▶ _DIRECTIONS FOR THIS TASK_
Omit the images, then output each of the records below exactly.

[Data about app and page elements]
# # # # # # #
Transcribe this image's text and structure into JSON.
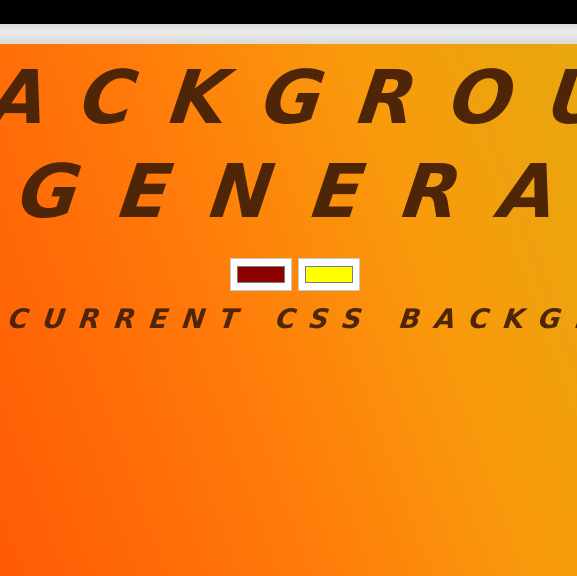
{
  "header": {
    "title_line_1": "ACKGROUND",
    "title_line_2": "GENERATOR"
  },
  "colors": {
    "color_1": "#8b0000",
    "color_2": "#ffff00",
    "gradient_start": "#ff5a05",
    "gradient_end": "#e7a70f",
    "title_color": "#4e2607"
  },
  "main": {
    "subtitle": "CURRENT CSS BACKGROUN"
  }
}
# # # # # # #
▶ _PROBLEM SOLUTION_
Transcribe this image's text and structure into JSON.
{
  "header": {
    "title_line_1": "ACKGROUND",
    "title_line_2": "GENERATOR"
  },
  "colors": {
    "color_1": "#8b0000",
    "color_2": "#ffff00",
    "gradient_start": "#ff5a05",
    "gradient_end": "#e7a70f",
    "title_color": "#4e2607"
  },
  "main": {
    "subtitle": "CURRENT CSS BACKGROUN"
  }
}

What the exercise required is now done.